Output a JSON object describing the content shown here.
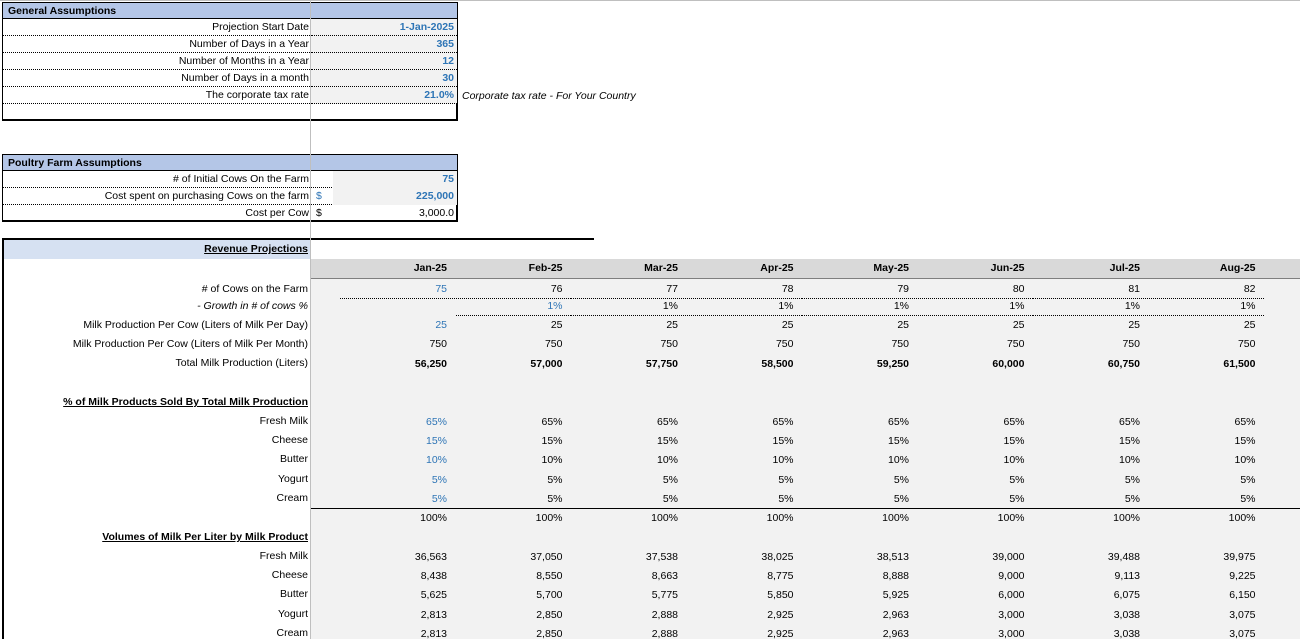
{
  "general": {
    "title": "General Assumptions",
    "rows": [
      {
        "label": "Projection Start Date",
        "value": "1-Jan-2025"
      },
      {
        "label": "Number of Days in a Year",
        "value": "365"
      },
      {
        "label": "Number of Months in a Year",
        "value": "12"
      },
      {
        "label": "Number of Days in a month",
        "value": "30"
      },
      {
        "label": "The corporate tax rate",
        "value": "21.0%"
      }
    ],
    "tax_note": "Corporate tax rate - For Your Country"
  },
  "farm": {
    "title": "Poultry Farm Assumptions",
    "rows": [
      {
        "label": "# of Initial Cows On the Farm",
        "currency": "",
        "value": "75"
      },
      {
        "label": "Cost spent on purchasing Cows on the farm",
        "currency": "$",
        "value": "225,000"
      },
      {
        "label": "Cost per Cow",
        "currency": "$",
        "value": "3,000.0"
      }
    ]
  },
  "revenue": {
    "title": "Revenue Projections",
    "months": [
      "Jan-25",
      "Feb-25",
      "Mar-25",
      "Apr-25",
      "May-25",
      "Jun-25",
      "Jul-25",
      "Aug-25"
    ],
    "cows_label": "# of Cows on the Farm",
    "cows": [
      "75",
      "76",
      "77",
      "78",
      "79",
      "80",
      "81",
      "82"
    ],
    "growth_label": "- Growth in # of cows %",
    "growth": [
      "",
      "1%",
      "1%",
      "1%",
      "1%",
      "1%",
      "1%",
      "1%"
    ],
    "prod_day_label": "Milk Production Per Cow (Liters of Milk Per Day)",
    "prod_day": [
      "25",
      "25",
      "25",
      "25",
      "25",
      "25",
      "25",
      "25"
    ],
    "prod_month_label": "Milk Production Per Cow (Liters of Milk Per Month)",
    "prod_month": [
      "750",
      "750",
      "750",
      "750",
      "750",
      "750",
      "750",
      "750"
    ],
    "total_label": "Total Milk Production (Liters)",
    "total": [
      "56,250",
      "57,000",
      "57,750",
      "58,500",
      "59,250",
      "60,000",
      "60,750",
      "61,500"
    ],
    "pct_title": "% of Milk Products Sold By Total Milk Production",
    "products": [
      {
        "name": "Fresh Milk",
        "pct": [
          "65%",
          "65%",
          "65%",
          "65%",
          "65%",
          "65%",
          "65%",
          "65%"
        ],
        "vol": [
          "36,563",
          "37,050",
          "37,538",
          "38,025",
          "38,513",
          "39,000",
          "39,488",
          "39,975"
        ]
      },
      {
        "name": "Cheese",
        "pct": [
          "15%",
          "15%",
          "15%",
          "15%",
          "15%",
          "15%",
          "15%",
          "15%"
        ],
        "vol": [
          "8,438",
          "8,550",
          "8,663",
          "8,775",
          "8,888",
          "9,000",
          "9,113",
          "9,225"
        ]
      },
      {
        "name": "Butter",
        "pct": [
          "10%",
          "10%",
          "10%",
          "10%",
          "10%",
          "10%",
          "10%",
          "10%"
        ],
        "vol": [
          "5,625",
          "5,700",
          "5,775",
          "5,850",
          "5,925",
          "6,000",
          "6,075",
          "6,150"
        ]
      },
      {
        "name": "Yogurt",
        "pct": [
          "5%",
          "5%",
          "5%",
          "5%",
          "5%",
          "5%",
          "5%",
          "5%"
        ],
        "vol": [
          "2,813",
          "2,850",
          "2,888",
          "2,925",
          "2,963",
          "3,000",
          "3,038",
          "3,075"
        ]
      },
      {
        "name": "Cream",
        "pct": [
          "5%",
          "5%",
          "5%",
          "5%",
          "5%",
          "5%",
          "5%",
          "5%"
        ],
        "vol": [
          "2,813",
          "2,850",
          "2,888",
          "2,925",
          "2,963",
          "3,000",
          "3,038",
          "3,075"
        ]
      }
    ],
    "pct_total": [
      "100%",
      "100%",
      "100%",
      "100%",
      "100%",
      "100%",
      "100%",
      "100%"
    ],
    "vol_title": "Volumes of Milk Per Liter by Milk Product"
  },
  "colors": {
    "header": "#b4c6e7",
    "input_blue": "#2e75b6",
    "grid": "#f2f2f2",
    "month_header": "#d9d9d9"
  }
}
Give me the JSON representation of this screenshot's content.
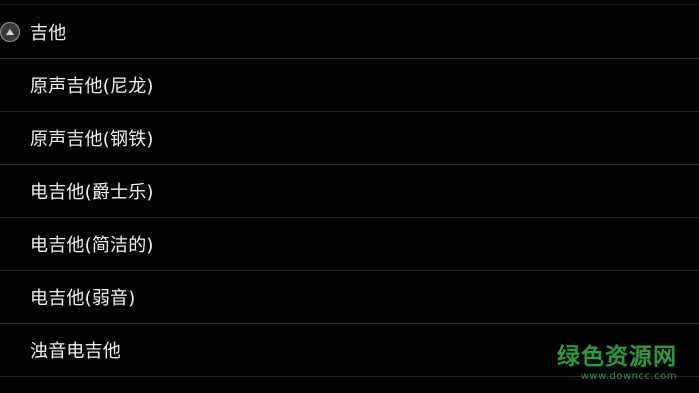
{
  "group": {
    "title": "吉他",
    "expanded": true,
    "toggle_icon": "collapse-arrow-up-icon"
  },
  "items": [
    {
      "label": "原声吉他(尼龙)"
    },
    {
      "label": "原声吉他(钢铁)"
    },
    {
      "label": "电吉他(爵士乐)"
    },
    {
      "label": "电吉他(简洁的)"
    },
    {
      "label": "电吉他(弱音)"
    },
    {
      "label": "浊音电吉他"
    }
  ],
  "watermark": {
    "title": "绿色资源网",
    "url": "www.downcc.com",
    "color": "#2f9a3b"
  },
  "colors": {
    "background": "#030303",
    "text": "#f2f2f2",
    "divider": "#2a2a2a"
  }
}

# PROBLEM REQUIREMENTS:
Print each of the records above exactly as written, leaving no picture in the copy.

# ANSWER TO THE EXERCISE:
Output a JSON object describing the content shown here.
{
  "general": {
    "title": "General Assumptions",
    "rows": [
      {
        "label": "Projection Start Date",
        "value": "1-Jan-2025"
      },
      {
        "label": "Number of Days in a Year",
        "value": "365"
      },
      {
        "label": "Number of Months in a Year",
        "value": "12"
      },
      {
        "label": "Number of Days in a month",
        "value": "30"
      },
      {
        "label": "The corporate tax rate",
        "value": "21.0%"
      }
    ],
    "tax_note": "Corporate tax rate - For Your Country"
  },
  "farm": {
    "title": "Poultry Farm Assumptions",
    "rows": [
      {
        "label": "# of Initial Cows On the Farm",
        "currency": "",
        "value": "75"
      },
      {
        "label": "Cost spent on purchasing Cows on the farm",
        "currency": "$",
        "value": "225,000"
      },
      {
        "label": "Cost per Cow",
        "currency": "$",
        "value": "3,000.0"
      }
    ]
  },
  "revenue": {
    "title": "Revenue Projections",
    "months": [
      "Jan-25",
      "Feb-25",
      "Mar-25",
      "Apr-25",
      "May-25",
      "Jun-25",
      "Jul-25",
      "Aug-25"
    ],
    "cows_label": "# of Cows on the Farm",
    "cows": [
      "75",
      "76",
      "77",
      "78",
      "79",
      "80",
      "81",
      "82"
    ],
    "growth_label": "- Growth in # of cows %",
    "growth": [
      "",
      "1%",
      "1%",
      "1%",
      "1%",
      "1%",
      "1%",
      "1%"
    ],
    "prod_day_label": "Milk Production Per Cow (Liters of Milk Per Day)",
    "prod_day": [
      "25",
      "25",
      "25",
      "25",
      "25",
      "25",
      "25",
      "25"
    ],
    "prod_month_label": "Milk Production Per Cow (Liters of Milk Per Month)",
    "prod_month": [
      "750",
      "750",
      "750",
      "750",
      "750",
      "750",
      "750",
      "750"
    ],
    "total_label": "Total Milk Production (Liters)",
    "total": [
      "56,250",
      "57,000",
      "57,750",
      "58,500",
      "59,250",
      "60,000",
      "60,750",
      "61,500"
    ],
    "pct_title": "% of Milk Products Sold By Total Milk Production",
    "products": [
      {
        "name": "Fresh Milk",
        "pct": [
          "65%",
          "65%",
          "65%",
          "65%",
          "65%",
          "65%",
          "65%",
          "65%"
        ],
        "vol": [
          "36,563",
          "37,050",
          "37,538",
          "38,025",
          "38,513",
          "39,000",
          "39,488",
          "39,975"
        ]
      },
      {
        "name": "Cheese",
        "pct": [
          "15%",
          "15%",
          "15%",
          "15%",
          "15%",
          "15%",
          "15%",
          "15%"
        ],
        "vol": [
          "8,438",
          "8,550",
          "8,663",
          "8,775",
          "8,888",
          "9,000",
          "9,113",
          "9,225"
        ]
      },
      {
        "name": "Butter",
        "pct": [
          "10%",
          "10%",
          "10%",
          "10%",
          "10%",
          "10%",
          "10%",
          "10%"
        ],
        "vol": [
          "5,625",
          "5,700",
          "5,775",
          "5,850",
          "5,925",
          "6,000",
          "6,075",
          "6,150"
        ]
      },
      {
        "name": "Yogurt",
        "pct": [
          "5%",
          "5%",
          "5%",
          "5%",
          "5%",
          "5%",
          "5%",
          "5%"
        ],
        "vol": [
          "2,813",
          "2,850",
          "2,888",
          "2,925",
          "2,963",
          "3,000",
          "3,038",
          "3,075"
        ]
      },
      {
        "name": "Cream",
        "pct": [
          "5%",
          "5%",
          "5%",
          "5%",
          "5%",
          "5%",
          "5%",
          "5%"
        ],
        "vol": [
          "2,813",
          "2,850",
          "2,888",
          "2,925",
          "2,963",
          "3,000",
          "3,038",
          "3,075"
        ]
      }
    ],
    "pct_total": [
      "100%",
      "100%",
      "100%",
      "100%",
      "100%",
      "100%",
      "100%",
      "100%"
    ],
    "vol_title": "Volumes of Milk Per Liter by Milk Product"
  },
  "colors": {
    "header": "#b4c6e7",
    "input_blue": "#2e75b6",
    "grid": "#f2f2f2",
    "month_header": "#d9d9d9"
  }
}
Give me the JSON representation of this screenshot's content.
{
  "group": {
    "title": "吉他",
    "expanded": true,
    "toggle_icon": "collapse-arrow-up-icon"
  },
  "items": [
    {
      "label": "原声吉他(尼龙)"
    },
    {
      "label": "原声吉他(钢铁)"
    },
    {
      "label": "电吉他(爵士乐)"
    },
    {
      "label": "电吉他(简洁的)"
    },
    {
      "label": "电吉他(弱音)"
    },
    {
      "label": "浊音电吉他"
    }
  ],
  "watermark": {
    "title": "绿色资源网",
    "url": "www.downcc.com",
    "color": "#2f9a3b"
  },
  "colors": {
    "background": "#030303",
    "text": "#f2f2f2",
    "divider": "#2a2a2a"
  }
}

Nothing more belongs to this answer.